Visual sound works from imaginary archives (part 1)
Paul Wilson and Eva del Rey, co-curators of Listen: 140 Years of Recorded Sound present:
Since 2016 the British Library sound archive has been hosting show-and-tell and listening sessions for students from the Graphic and Communication Design department at Central Saint Martins, University of the Arts.
This year we offered the students a tour of our free exhibition Listen:140 Years of Recorded Sound along with an introduction to the Library’s Listening and Viewing Service.
Guided by a brief from tutor Abbie Vickress, we hoped to inspire the students to develop projects in response to the sound archive collections. The brief asked students to reflect on the role of the archivist; on how sound is used in exhibitions; and how one might attempt to ‘archive the intangible’.
After two weeks of work the creative responses emerged in the form of one-minute sound pieces and video works with accompanying visual art, and one online performance. What follows is a mini-gallery of ten sound works and one video, each presented with notes provided by the respective artists.
Michelle Lim draws inspiration from the exhibition’s display of historical recording devices and suggests that in our rush to digitise our sonic past we’re in danger of losing something equally precious – our tactile relationship with the physical world. Chang Liu and Julie-Anne Pugh both envisage therapeutic applications in which future ‘sound hospitals’ blend sound and memory to create bespoke treatments. Andrea Li seeks to preserve the endangered sounds of a once leisurely world, now being swept away in the headlong rush toward faster technology. Yuen Wai Virginia Ma and Alice Lin re-enact the ‘hit and miss’ nature of archival selection/survival, and its equally arbitrary neurological counterpart, the human brain.
The Archive of Tactile Expression exists in a future where our relationship with technology has become so intimate that it acts as our intermediary with the physical world.

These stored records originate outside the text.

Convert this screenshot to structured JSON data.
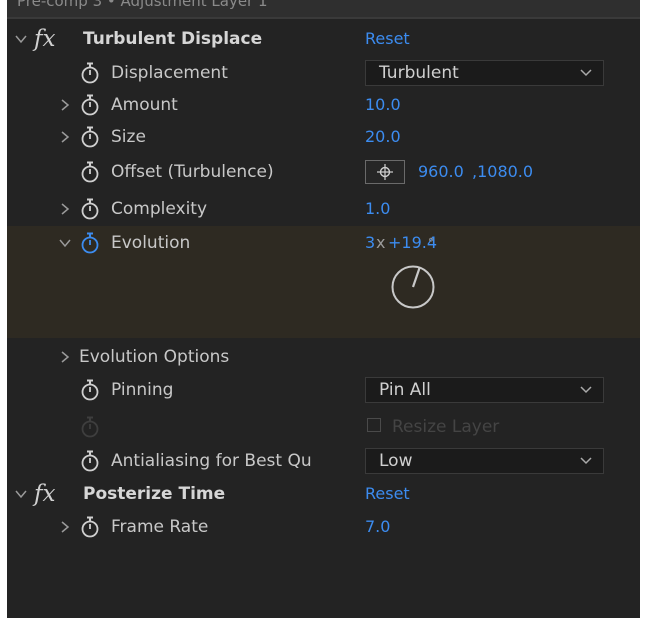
{
  "panel_title": "Pre-comp 3 • Adjustment Layer 1",
  "effects": [
    {
      "name": "Turbulent Displace",
      "reset_label": "Reset",
      "properties": {
        "displacement": {
          "label": "Displacement",
          "value": "Turbulent"
        },
        "amount": {
          "label": "Amount",
          "value": "10.0"
        },
        "size": {
          "label": "Size",
          "value": "20.0"
        },
        "offset": {
          "label": "Offset (Turbulence)",
          "value_x": "960.0",
          "value_y": ",1080.0"
        },
        "complexity": {
          "label": "Complexity",
          "value": "1.0"
        },
        "evolution": {
          "label": "Evolution",
          "revolutions": "3",
          "times": "x",
          "degrees": "+19.4",
          "degree_symbol": "°"
        },
        "evolution_options": {
          "label": "Evolution Options"
        },
        "pinning": {
          "label": "Pinning",
          "value": "Pin All"
        },
        "resize_layer": {
          "label": "Resize Layer",
          "checked": false
        },
        "antialiasing": {
          "label": "Antialiasing for Best Qu",
          "value": "Low"
        }
      }
    },
    {
      "name": "Posterize Time",
      "reset_label": "Reset",
      "properties": {
        "frame_rate": {
          "label": "Frame Rate",
          "value": "7.0"
        }
      }
    }
  ],
  "colors": {
    "panel_bg": "#232323",
    "value_blue": "#3c8cf0",
    "evolution_highlight": "#2e2a22",
    "text": "#c8c8c8"
  },
  "icons": {
    "stopwatch": "stopwatch-icon",
    "twirl": "chevron-icon",
    "fx": "fx-icon",
    "crosshair": "crosshair-icon"
  }
}
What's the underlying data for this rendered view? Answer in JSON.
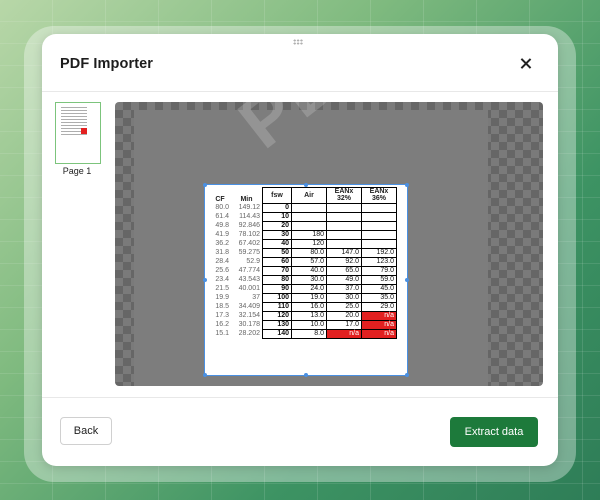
{
  "modal": {
    "title": "PDF Importer",
    "close_icon": "close-icon"
  },
  "sidebar": {
    "pages": [
      {
        "label": "Page 1",
        "selected": true
      }
    ]
  },
  "preview": {
    "watermark": "PDF",
    "table": {
      "headers": {
        "cf": "CF",
        "min": "Min",
        "fsw": "fsw",
        "air": "Air",
        "ean32": "EANx 32%",
        "ean36": "EANx 36%"
      },
      "rows": [
        [
          "80.0",
          "149.12",
          "0",
          "",
          "",
          ""
        ],
        [
          "61.4",
          "114.43",
          "10",
          "",
          "",
          ""
        ],
        [
          "49.8",
          "92.846",
          "20",
          "",
          "",
          ""
        ],
        [
          "41.9",
          "78.102",
          "30",
          "180",
          "",
          ""
        ],
        [
          "36.2",
          "67.402",
          "40",
          "120",
          "",
          ""
        ],
        [
          "31.8",
          "59.275",
          "50",
          "80.0",
          "147.0",
          "192.0"
        ],
        [
          "28.4",
          "52.9",
          "60",
          "57.0",
          "92.0",
          "123.0"
        ],
        [
          "25.6",
          "47.774",
          "70",
          "40.0",
          "65.0",
          "79.0"
        ],
        [
          "23.4",
          "43.543",
          "80",
          "30.0",
          "49.0",
          "59.0"
        ],
        [
          "21.5",
          "40.001",
          "90",
          "24.0",
          "37.0",
          "45.0"
        ],
        [
          "19.9",
          "37",
          "100",
          "19.0",
          "30.0",
          "35.0"
        ],
        [
          "18.5",
          "34.409",
          "110",
          "16.0",
          "25.0",
          "29.0"
        ],
        [
          "17.3",
          "32.154",
          "120",
          "13.0",
          "20.0",
          "n/a"
        ],
        [
          "16.2",
          "30.178",
          "130",
          "10.0",
          "17.0",
          "n/a"
        ],
        [
          "15.1",
          "28.202",
          "140",
          "8.0",
          "n/a",
          "n/a"
        ]
      ]
    }
  },
  "footer": {
    "back_label": "Back",
    "extract_label": "Extract data"
  },
  "colors": {
    "primary": "#1d7a3b",
    "selection": "#4a90e2",
    "na_cell": "#e22020"
  }
}
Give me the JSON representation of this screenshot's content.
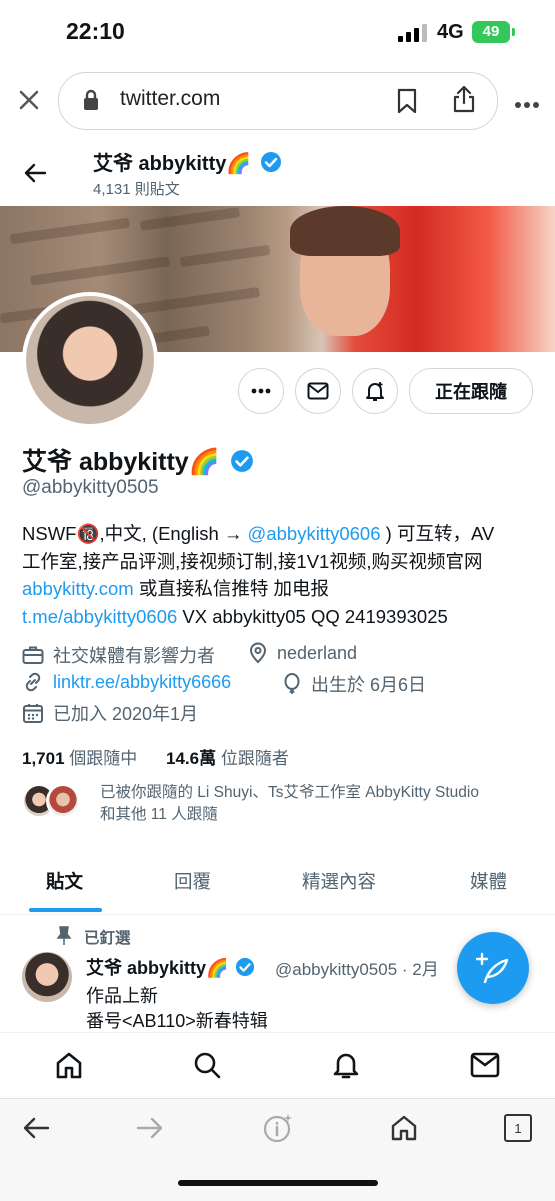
{
  "status_bar": {
    "time": "22:10",
    "network": "4G",
    "battery": "49"
  },
  "browser": {
    "url": "twitter.com"
  },
  "header": {
    "name": "艾爷 abbykitty🌈",
    "post_count": "4,131 則貼文"
  },
  "profile": {
    "name": "艾爷 abbykitty🌈",
    "handle": "@abbykitty0505",
    "follow_button": "正在跟隨",
    "bio": {
      "l1_a": "NSWF🔞,中文, (English → ",
      "l1_link": "@abbykitty0606",
      "l1_b": " ) 可互转，AV",
      "l2": "工作室,接产品评测,接视频订制,接1V1视频,购买视频官网",
      "l3_link": "abbykitty.com",
      "l3_b": " 或直接私信推特 加电报",
      "l4_link": "t.me/abbykitty0606",
      "l4_b": " VX abbykitty05 QQ 2419393025"
    },
    "category": "社交媒體有影響力者",
    "location": "nederland",
    "website": "linktr.ee/abbykitty6666",
    "birthday": "出生於 6月6日",
    "joined": "已加入 2020年1月",
    "following_count": "1,701",
    "following_label": " 個跟隨中",
    "followers_count": "14.6萬",
    "followers_label": " 位跟隨者",
    "followed_by_line1": "已被你跟隨的 Li Shuyi、Ts艾爷工作室 AbbyKitty Studio",
    "followed_by_line2": "和其他 11 人跟隨"
  },
  "tabs": [
    "貼文",
    "回覆",
    "精選內容",
    "媒體"
  ],
  "pinned_post": {
    "pinned_label": "已釘選",
    "name": "艾爷 abbykitty🌈",
    "handle": "@abbykitty0505 · 2月",
    "line1": "作品上新",
    "line2": "番号<AB110>新春特辑"
  },
  "colors": {
    "accent": "#1d9bf0",
    "verified": "#1d9bf0",
    "battery": "#34c759"
  }
}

Everything has been virtualized, thus, we have forgotten how it feels to touch. Physical objects have been modelled and re-conceptualised into digital space. All of our motions have been reduced to the limited gestures between our fingertips and the screen.
The Archive includes The Death of the Button - an audio-narration of the history of the push-button, an artifact that sits in the Archive. It narrates the push-button's transition from an object of wonderment in the 20th century to an intangible idea in an era of 21st-century touchscreens. More from Michelle Lim
The ‘Sound Hospital’ is a place that archives coloured noises. Different coloured noises have different functions. For example, white noise can help people with concentration while pink noise can help people to sleep well….
So, what I want to do is to provide an experience room for people in this hospital.
Music Remedies challenges modern attitudes toward well-being and the many new health trends we are adapting to, through an attempt to heal physical illnesses like hangovers without the need of painkillers.
This 60-second sound piece is a sample of a longer composition designed to guide one out of the depths and into the light through a series of specific layered sounds.
‘The Collection of Obsolete Interactions’ is one of the sound categories within the slow archive that showcases everyday forgotten ephemeral interactions that have become redundant due to developments in technology and the drive for consumers wanting things faster, stronger and better. These interactions relate to the entertainment, service and communication areas of consumers’ lives.
Brain as an Archive is a performance that shows our minds’ selective archives of memories, conversations and emotional baggage. The main objective of this project is to give authorship to the viewer in creating their own narrative. The sound of this piece is composed of a combined mix of different narratives.